(DATA FOR ANALYSIS begins)

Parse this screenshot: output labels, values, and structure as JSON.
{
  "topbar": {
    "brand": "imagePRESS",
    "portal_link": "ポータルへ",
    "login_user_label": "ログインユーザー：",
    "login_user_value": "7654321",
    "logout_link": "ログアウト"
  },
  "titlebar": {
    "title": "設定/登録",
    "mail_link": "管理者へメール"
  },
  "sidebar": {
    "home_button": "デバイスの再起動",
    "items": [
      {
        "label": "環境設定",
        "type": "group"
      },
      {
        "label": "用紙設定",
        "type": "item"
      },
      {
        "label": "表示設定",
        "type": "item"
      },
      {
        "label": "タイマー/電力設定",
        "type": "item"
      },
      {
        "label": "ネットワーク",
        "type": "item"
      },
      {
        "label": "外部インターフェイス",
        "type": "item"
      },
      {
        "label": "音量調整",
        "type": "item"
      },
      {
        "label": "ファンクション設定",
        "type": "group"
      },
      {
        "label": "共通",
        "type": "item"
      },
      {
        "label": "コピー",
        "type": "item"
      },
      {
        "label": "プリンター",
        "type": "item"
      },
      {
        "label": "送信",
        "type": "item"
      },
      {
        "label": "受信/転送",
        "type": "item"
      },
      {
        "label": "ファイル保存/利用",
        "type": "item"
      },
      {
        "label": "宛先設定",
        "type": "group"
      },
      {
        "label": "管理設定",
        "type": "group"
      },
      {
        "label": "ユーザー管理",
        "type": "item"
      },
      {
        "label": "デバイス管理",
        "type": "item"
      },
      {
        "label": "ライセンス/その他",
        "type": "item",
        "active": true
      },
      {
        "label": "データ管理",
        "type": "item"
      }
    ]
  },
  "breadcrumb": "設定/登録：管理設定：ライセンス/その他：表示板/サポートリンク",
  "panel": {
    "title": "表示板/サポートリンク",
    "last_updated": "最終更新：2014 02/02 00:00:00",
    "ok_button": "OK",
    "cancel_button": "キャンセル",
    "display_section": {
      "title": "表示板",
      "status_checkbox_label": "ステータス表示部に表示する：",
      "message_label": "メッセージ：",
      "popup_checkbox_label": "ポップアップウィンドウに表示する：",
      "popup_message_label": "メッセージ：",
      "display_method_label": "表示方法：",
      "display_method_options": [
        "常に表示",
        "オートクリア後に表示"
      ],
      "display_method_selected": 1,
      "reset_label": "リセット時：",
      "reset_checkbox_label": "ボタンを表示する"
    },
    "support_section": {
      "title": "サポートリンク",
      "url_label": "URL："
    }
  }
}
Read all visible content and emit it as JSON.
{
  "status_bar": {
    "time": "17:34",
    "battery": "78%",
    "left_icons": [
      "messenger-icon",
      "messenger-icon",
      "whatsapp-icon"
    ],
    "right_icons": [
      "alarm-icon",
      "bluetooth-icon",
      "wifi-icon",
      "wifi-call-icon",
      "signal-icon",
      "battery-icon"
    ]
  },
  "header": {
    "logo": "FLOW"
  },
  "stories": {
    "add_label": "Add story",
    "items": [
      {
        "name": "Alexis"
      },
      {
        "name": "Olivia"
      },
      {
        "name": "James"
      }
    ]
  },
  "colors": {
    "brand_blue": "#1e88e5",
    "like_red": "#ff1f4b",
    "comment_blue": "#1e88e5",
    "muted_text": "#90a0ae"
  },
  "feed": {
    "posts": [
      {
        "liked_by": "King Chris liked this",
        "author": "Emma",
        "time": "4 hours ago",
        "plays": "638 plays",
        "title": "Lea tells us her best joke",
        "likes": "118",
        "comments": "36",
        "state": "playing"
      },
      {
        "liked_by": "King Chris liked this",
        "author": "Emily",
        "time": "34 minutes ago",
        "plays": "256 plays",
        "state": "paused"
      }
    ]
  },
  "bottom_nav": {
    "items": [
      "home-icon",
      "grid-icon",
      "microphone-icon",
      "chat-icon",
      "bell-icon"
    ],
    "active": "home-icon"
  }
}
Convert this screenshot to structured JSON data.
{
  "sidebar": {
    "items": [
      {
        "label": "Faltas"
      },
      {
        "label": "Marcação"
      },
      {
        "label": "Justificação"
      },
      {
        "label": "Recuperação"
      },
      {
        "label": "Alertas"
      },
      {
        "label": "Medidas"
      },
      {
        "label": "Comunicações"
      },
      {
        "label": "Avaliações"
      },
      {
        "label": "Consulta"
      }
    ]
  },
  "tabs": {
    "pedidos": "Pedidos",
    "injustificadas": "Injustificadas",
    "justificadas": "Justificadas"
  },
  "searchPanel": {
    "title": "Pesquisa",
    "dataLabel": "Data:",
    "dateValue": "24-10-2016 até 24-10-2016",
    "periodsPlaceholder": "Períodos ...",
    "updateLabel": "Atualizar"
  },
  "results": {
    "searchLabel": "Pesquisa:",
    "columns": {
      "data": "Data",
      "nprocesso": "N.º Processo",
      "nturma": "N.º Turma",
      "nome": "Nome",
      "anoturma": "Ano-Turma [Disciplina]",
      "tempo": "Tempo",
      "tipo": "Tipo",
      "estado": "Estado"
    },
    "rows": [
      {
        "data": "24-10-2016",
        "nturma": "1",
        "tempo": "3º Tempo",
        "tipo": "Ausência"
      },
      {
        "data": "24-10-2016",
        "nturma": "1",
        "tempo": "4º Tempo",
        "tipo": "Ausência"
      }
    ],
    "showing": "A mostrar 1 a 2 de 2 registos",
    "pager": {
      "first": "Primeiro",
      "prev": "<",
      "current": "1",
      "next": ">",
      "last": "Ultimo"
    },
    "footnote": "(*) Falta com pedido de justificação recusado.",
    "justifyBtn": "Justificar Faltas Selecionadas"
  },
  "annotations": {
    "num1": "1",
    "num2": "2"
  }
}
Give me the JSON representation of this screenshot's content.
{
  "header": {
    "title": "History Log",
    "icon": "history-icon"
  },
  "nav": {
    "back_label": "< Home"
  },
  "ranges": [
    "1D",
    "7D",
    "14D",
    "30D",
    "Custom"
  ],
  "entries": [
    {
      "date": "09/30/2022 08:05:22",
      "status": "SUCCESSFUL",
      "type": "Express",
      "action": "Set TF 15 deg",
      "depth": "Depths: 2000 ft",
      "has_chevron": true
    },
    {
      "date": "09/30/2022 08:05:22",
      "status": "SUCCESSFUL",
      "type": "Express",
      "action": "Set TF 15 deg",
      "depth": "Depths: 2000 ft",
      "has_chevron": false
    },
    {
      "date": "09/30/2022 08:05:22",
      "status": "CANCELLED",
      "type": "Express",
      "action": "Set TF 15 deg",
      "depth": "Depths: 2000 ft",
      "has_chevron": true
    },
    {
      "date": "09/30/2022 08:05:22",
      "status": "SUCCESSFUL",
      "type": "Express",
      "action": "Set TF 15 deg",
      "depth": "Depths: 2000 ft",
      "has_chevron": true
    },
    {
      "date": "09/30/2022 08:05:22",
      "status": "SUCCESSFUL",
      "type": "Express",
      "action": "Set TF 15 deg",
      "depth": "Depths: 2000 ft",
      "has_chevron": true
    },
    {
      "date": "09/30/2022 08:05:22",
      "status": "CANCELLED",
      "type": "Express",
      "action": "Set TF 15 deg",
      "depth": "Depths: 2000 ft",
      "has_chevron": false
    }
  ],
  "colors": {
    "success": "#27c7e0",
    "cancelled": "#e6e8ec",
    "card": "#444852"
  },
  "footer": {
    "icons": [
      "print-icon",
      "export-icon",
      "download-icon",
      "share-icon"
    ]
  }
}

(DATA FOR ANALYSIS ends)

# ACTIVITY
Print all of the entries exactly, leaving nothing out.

# YOUR SOLUTION
Parse this screenshot: output labels, values, and structure as JSON.
{
  "topbar": {
    "brand": "imagePRESS",
    "portal_link": "ポータルへ",
    "login_user_label": "ログインユーザー：",
    "login_user_value": "7654321",
    "logout_link": "ログアウト"
  },
  "titlebar": {
    "title": "設定/登録",
    "mail_link": "管理者へメール"
  },
  "sidebar": {
    "home_button": "デバイスの再起動",
    "items": [
      {
        "label": "環境設定",
        "type": "group"
      },
      {
        "label": "用紙設定",
        "type": "item"
      },
      {
        "label": "表示設定",
        "type": "item"
      },
      {
        "label": "タイマー/電力設定",
        "type": "item"
      },
      {
        "label": "ネットワーク",
        "type": "item"
      },
      {
        "label": "外部インターフェイス",
        "type": "item"
      },
      {
        "label": "音量調整",
        "type": "item"
      },
      {
        "label": "ファンクション設定",
        "type": "group"
      },
      {
        "label": "共通",
        "type": "item"
      },
      {
        "label": "コピー",
        "type": "item"
      },
      {
        "label": "プリンター",
        "type": "item"
      },
      {
        "label": "送信",
        "type": "item"
      },
      {
        "label": "受信/転送",
        "type": "item"
      },
      {
        "label": "ファイル保存/利用",
        "type": "item"
      },
      {
        "label": "宛先設定",
        "type": "group"
      },
      {
        "label": "管理設定",
        "type": "group"
      },
      {
        "label": "ユーザー管理",
        "type": "item"
      },
      {
        "label": "デバイス管理",
        "type": "item"
      },
      {
        "label": "ライセンス/その他",
        "type": "item",
        "active": true
      },
      {
        "label": "データ管理",
        "type": "item"
      }
    ]
  },
  "breadcrumb": "設定/登録：管理設定：ライセンス/その他：表示板/サポートリンク",
  "panel": {
    "title": "表示板/サポートリンク",
    "last_updated": "最終更新：2014 02/02 00:00:00",
    "ok_button": "OK",
    "cancel_button": "キャンセル",
    "display_section": {
      "title": "表示板",
      "status_checkbox_label": "ステータス表示部に表示する：",
      "message_label": "メッセージ：",
      "popup_checkbox_label": "ポップアップウィンドウに表示する：",
      "popup_message_label": "メッセージ：",
      "display_method_label": "表示方法：",
      "display_method_options": [
        "常に表示",
        "オートクリア後に表示"
      ],
      "display_method_selected": 1,
      "reset_label": "リセット時：",
      "reset_checkbox_label": "ボタンを表示する"
    },
    "support_section": {
      "title": "サポートリンク",
      "url_label": "URL："
    }
  }
}
Read all visible content and emit it as JSON.
{
  "status_bar": {
    "time": "17:34",
    "battery": "78%",
    "left_icons": [
      "messenger-icon",
      "messenger-icon",
      "whatsapp-icon"
    ],
    "right_icons": [
      "alarm-icon",
      "bluetooth-icon",
      "wifi-icon",
      "wifi-call-icon",
      "signal-icon",
      "battery-icon"
    ]
  },
  "header": {
    "logo": "FLOW"
  },
  "stories": {
    "add_label": "Add story",
    "items": [
      {
        "name": "Alexis"
      },
      {
        "name": "Olivia"
      },
      {
        "name": "James"
      }
    ]
  },
  "colors": {
    "brand_blue": "#1e88e5",
    "like_red": "#ff1f4b",
    "comment_blue": "#1e88e5",
    "muted_text": "#90a0ae"
  },
  "feed": {
    "posts": [
      {
        "liked_by": "King Chris liked this",
        "author": "Emma",
        "time": "4 hours ago",
        "plays": "638 plays",
        "title": "Lea tells us her best joke",
        "likes": "118",
        "comments": "36",
        "state": "playing"
      },
      {
        "liked_by": "King Chris liked this",
        "author": "Emily",
        "time": "34 minutes ago",
        "plays": "256 plays",
        "state": "paused"
      }
    ]
  },
  "bottom_nav": {
    "items": [
      "home-icon",
      "grid-icon",
      "microphone-icon",
      "chat-icon",
      "bell-icon"
    ],
    "active": "home-icon"
  }
}
Convert this screenshot to structured JSON data.
{
  "sidebar": {
    "items": [
      {
        "label": "Faltas"
      },
      {
        "label": "Marcação"
      },
      {
        "label": "Justificação"
      },
      {
        "label": "Recuperação"
      },
      {
        "label": "Alertas"
      },
      {
        "label": "Medidas"
      },
      {
        "label": "Comunicações"
      },
      {
        "label": "Avaliações"
      },
      {
        "label": "Consulta"
      }
    ]
  },
  "tabs": {
    "pedidos": "Pedidos",
    "injustificadas": "Injustificadas",
    "justificadas": "Justificadas"
  },
  "searchPanel": {
    "title": "Pesquisa",
    "dataLabel": "Data:",
    "dateValue": "24-10-2016 até 24-10-2016",
    "periodsPlaceholder": "Períodos ...",
    "updateLabel": "Atualizar"
  },
  "results": {
    "searchLabel": "Pesquisa:",
    "columns": {
      "data": "Data",
      "nprocesso": "N.º Processo",
      "nturma": "N.º Turma",
      "nome": "Nome",
      "anoturma": "Ano-Turma [Disciplina]",
      "tempo": "Tempo",
      "tipo": "Tipo",
      "estado": "Estado"
    },
    "rows": [
      {
        "data": "24-10-2016",
        "nturma": "1",
        "tempo": "3º Tempo",
        "tipo": "Ausência"
      },
      {
        "data": "24-10-2016",
        "nturma": "1",
        "tempo": "4º Tempo",
        "tipo": "Ausência"
      }
    ],
    "showing": "A mostrar 1 a 2 de 2 registos",
    "pager": {
      "first": "Primeiro",
      "prev": "<",
      "current": "1",
      "next": ">",
      "last": "Ultimo"
    },
    "footnote": "(*) Falta com pedido de justificação recusado.",
    "justifyBtn": "Justificar Faltas Selecionadas"
  },
  "annotations": {
    "num1": "1",
    "num2": "2"
  }
}
Give me the JSON representation of this screenshot's content.
{
  "header": {
    "title": "History Log",
    "icon": "history-icon"
  },
  "nav": {
    "back_label": "< Home"
  },
  "ranges": [
    "1D",
    "7D",
    "14D",
    "30D",
    "Custom"
  ],
  "entries": [
    {
      "date": "09/30/2022 08:05:22",
      "status": "SUCCESSFUL",
      "type": "Express",
      "action": "Set TF 15 deg",
      "depth": "Depths: 2000 ft",
      "has_chevron": true
    },
    {
      "date": "09/30/2022 08:05:22",
      "status": "SUCCESSFUL",
      "type": "Express",
      "action": "Set TF 15 deg",
      "depth": "Depths: 2000 ft",
      "has_chevron": false
    },
    {
      "date": "09/30/2022 08:05:22",
      "status": "CANCELLED",
      "type": "Express",
      "action": "Set TF 15 deg",
      "depth": "Depths: 2000 ft",
      "has_chevron": true
    },
    {
      "date": "09/30/2022 08:05:22",
      "status": "SUCCESSFUL",
      "type": "Express",
      "action": "Set TF 15 deg",
      "depth": "Depths: 2000 ft",
      "has_chevron": true
    },
    {
      "date": "09/30/2022 08:05:22",
      "status": "SUCCESSFUL",
      "type": "Express",
      "action": "Set TF 15 deg",
      "depth": "Depths: 2000 ft",
      "has_chevron": true
    },
    {
      "date": "09/30/2022 08:05:22",
      "status": "CANCELLED",
      "type": "Express",
      "action": "Set TF 15 deg",
      "depth": "Depths: 2000 ft",
      "has_chevron": false
    }
  ],
  "colors": {
    "success": "#27c7e0",
    "cancelled": "#e6e8ec",
    "card": "#444852"
  },
  "footer": {
    "icons": [
      "print-icon",
      "export-icon",
      "download-icon",
      "share-icon"
    ]
  }
}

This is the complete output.